By Chelsey Byers
Do you dread the holidays because:
— You are you an adult who is single, and your family and friends wish you were happily coupled?
— You are a parent of an adult child wishing you had grandbabies?
— Every time you are gathered with family, you still feel judged for the life choices you made?
Time spent with families can be a big stressor during the holidays, sometimes even more than the hurried schedules, gifts to buy and wrap, food to cook and the money crunch that can come with this time of year.
Relationships differ from family to family. However, every family has its own unique relationship dynamics or situations that could cause some family members to dread the holidays.
To make the best of your time together, it might be wise to let go of past conflicts and the expectations unfulfilled and simply enjoy your visit, no matter how short.
We might have family members going through something challenging in their life that they really do not feel like discussing over the holidays.
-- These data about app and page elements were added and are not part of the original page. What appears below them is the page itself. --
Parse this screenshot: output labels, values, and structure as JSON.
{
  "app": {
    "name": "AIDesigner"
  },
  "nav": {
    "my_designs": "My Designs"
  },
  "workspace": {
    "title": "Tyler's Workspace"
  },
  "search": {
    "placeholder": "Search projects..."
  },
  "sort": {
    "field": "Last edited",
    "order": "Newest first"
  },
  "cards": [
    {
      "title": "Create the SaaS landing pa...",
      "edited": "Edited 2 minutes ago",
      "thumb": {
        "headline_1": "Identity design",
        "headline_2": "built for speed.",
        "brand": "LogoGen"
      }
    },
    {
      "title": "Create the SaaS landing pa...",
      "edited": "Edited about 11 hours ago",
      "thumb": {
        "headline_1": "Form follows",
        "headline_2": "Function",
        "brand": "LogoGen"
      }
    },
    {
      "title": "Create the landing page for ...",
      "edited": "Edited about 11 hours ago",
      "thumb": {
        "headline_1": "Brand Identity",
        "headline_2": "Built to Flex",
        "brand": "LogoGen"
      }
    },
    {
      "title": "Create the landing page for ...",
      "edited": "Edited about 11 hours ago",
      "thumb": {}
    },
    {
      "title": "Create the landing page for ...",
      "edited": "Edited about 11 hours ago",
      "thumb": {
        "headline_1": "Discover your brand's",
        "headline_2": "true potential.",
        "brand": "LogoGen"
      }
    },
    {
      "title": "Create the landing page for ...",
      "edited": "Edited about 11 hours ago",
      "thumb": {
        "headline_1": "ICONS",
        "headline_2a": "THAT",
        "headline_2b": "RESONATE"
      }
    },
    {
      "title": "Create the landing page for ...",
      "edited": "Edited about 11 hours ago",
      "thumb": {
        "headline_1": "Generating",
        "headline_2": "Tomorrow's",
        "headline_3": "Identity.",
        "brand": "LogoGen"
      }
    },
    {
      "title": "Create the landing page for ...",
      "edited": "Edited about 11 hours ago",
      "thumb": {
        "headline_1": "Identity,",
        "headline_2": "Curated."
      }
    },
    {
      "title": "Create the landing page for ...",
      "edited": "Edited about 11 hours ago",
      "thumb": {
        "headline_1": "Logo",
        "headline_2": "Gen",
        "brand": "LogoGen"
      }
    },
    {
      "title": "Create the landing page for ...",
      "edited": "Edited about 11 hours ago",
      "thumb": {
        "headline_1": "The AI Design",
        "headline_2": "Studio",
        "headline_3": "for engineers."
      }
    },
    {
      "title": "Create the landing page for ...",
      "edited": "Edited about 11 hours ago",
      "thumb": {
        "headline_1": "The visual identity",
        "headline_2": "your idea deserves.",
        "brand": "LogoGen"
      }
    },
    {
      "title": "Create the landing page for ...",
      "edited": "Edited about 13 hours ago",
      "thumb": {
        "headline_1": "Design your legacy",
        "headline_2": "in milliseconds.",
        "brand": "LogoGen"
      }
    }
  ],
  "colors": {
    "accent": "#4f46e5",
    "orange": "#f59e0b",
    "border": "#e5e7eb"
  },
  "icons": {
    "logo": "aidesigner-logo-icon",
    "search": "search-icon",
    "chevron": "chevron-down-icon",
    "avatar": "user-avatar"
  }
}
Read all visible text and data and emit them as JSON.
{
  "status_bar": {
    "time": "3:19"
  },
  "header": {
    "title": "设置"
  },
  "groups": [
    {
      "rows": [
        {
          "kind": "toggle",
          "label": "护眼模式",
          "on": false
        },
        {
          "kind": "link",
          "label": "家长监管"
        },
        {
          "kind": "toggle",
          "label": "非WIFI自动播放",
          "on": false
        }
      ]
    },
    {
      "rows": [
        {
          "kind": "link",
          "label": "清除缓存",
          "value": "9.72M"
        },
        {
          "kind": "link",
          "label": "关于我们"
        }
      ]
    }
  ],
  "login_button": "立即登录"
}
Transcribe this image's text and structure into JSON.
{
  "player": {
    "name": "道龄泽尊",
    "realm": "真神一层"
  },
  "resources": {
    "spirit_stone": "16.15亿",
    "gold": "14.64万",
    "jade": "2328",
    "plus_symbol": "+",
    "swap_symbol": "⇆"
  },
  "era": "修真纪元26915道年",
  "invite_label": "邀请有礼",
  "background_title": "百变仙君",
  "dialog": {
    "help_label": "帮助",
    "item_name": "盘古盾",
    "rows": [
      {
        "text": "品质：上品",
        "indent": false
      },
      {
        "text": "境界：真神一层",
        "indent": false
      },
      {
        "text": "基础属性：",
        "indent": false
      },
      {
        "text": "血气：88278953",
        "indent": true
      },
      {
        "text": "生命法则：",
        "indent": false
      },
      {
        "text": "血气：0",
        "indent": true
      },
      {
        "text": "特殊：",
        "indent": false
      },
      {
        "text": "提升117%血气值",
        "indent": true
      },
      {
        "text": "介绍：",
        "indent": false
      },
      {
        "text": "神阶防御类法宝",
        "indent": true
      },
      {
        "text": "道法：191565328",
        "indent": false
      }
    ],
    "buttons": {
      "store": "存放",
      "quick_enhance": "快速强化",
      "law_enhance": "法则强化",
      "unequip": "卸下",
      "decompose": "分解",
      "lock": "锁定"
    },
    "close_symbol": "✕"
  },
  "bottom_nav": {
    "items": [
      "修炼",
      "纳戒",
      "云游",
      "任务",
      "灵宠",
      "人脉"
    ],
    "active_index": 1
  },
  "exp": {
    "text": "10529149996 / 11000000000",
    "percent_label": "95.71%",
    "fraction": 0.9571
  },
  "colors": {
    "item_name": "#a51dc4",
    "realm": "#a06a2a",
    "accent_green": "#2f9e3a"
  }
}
For some, anticipating questions like: "Where are you going to college next year?" "Anyone special in your life?" or "When will there be babies?" can cause great anxiety leading up to and through the holidays.
You might feel that these are harmless questions to ask, yet to your loved one, they could be their worst fear.
For someone who's been trying to have a baby for months or even years, that question is just another dagger in the heart. They, too, may wish to be celebrating the season with a child(ren). There might be a medical reason that your family member has not had children or the timing is not right for them. In any case, it is unlikely that grandchildren are purposefully being withheld.
A similar situation could be true for single family members. By asking about a significant other, it might appear that you are devaluing the life they are living because they are not with someone. They might be perfectly happy on their own.
Or they might wish to be with someone special, and seeing family members and friends paired up could already be difficult enough over the holidays. Inquiring questions about their love lives could make them uncomfortable.
For some, the holidays can highlight a difficult year. The loss of a job or loved one, depression or any variety of life events may have caused a challenging year. Don't treat them as if they're broken or fragile. Be sensitive and empathetic, but try to treat them like everyone else, so they do not feel singled out.
So whether your family resembles the Rockwells or the Griswolds, remember what is important over the holidays and enjoy the time you have with the people that you care about. Focus on all that you do have rather than what is missing.
Respect the choices that loved ones have made in their lives — and celebrate where they are today. Be generous and compassionate with each person, even the family members who tend to rub you the wrong way at family gatherings. They could be experiencing their own challenges.
For more information on family life-related topics visit the University of Illinois Extension website at web.extension.illinois.edu/cfiv/ or contact Chelsey Byers at 333-7672 or email@example.com.